funds are utilized according to program
The following information
comes from a webinar I participated
in hosted by a Small Business Administration lending
specialist, and I want to emphasize borrowers should al-
ways check with their lender or CPA for specific answers
pertaining to their individual situation.
To begin with, borrowers will submit an ap-
plication for forgiveness to their lender. The Paycheck
Protection Flexibility Act extended the amount of time
for submission from eight weeks after the date you
received the proceeds to 24. There are two different ap-
plications—form 3508 and form 3508 EZ. The EZ form
is considerably shorter, but not all businesses qualify to
You are eligible for the EZ form if you:
• are a self-employed borrower with no employees
and did not include any salaries in the calculation
of your monthly payroll when determining your
eligible loan amount.
• didn’t reduce wages by more than 25 percent
and didn’t reduce the number of employees or
average paid hours of employees.
• weren’t able to rehire/hire similarly qualified
• didn’t reduce wages by more than 25 percent
and were unable to operate at the same level of
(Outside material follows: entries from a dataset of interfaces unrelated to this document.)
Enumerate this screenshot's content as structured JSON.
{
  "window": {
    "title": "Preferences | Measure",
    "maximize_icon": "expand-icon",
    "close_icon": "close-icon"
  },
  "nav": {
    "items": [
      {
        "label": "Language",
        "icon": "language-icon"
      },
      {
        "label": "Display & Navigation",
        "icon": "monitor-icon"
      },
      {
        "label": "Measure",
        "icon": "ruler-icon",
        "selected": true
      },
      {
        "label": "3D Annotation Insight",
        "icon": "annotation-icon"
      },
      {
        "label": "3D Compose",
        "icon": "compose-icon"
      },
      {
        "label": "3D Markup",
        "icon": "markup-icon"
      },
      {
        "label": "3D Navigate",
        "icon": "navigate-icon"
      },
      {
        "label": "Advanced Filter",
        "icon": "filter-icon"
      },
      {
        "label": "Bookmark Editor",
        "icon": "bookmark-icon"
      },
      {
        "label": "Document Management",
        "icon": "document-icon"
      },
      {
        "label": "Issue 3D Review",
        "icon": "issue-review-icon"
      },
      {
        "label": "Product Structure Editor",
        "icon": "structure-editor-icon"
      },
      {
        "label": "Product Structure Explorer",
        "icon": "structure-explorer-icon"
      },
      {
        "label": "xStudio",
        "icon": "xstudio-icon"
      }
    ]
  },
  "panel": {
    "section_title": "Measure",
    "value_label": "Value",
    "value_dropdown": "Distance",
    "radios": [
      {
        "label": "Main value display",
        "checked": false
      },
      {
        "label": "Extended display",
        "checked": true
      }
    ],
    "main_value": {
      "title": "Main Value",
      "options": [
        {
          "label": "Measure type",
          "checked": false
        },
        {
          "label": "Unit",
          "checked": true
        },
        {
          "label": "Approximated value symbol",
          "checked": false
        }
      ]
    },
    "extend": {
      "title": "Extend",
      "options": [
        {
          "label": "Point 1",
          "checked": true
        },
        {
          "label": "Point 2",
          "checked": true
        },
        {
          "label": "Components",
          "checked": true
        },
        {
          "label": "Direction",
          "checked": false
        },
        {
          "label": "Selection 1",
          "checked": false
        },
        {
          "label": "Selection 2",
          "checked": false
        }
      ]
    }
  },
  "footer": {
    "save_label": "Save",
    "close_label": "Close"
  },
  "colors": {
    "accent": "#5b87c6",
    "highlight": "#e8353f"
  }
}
activity due to government restrictions. (i.e. from
OSHA or another similar agency)
The lender will review the application and confirm:
• appropriate documentation has been submitted
to validate the information.
• the borrower’s certifications are true and correct.
• your mathematical calculations are accurate.
The lender has 60 days for the process to be com-
pleted and then will issue a decision to SBA along with
the required documents. The portal for submission by
lenders to the SBA is targeted to be available on August
10, but this could change. The lender’s decision will fall
into one of these categories:
1. Approval (in whole or in part)
3. Denial with prejudice due to pending SBA
Examples of supporting documents to be included
with the forgiveness application for payroll costs include
bank statements, tax forms, receipts, and cancelled
For allowable non-payroll costs you must prove
the service or obligation was in place prior to February
15, 2020 (with bills and invoices) and provide proof of
payment. For example, if you started new internet service
on February 15 or after, it would not be an allowable
utility expense. For such things as mortgage interest
payments, rent, or leases you will likely need to produce
an amortization schedule, lease agreements, copies of
cancelled checks, etc.
If using the 3508 form, you will need to include
the loan forgiveness calculation form, the PPP schedule
A and documentation showing the average number of
FTE (full time employees) on your payroll during the
referenced time periods.
Should you be required to pay back any portion
of PPP funds, no payment will be due for 10 months.
Ask your lender about additional terms and conditions
or refer to your loan documents.
While there is justifiable angst surrounding the
forgiveness process, SBA emphasizes simply approach-
ing it with honesty and integrity. With careful record
keeping and aligning the use of funds with allowable
expenses, you should have little difficulty being able
to produce necessary documentation for forgiveness.
Rely on the expertise of your CPA and always reach
out to your lender first as they are the ones who will be
recommending to SBA whether the loan is forgivable,
either in whole or in part.
quirements. The non-profit
organization is selling tick-
ets for $10 a plate, which
includes spaghetti, salad,
and garlic bread. People
may buy tickets ahead of
time or pay at the door.
“They will have a
drive-through set up so you
won’t even have to leave
your vehicle,” said co-di-
rector Julia Finch. “We
are raising money for rent,
utilities, phone service,
and other office needs. We
have several people from
the different churches in the
community selling tickets.
If you need help buying a
ticket or would like to help
with the fundraiser, contact
Julia at 252-382-4450.
Anyone wishing to
donate to Birthright of Mor-
row County is welcome to
do so, said Finch. Make
checks payable to Birth-
Greg Smith is the director of the Eastern Oregon Uni-
right of Morrow County
versity Small Business Development Center located at
and mail to: P.O. Box 923,
1607 Gekeler Lane, Room 148 in La Grande, OR. If you
Heppner, OR 97836
are seeking free, confidential business advising, please
call 541-962-1532 or email email@example.com.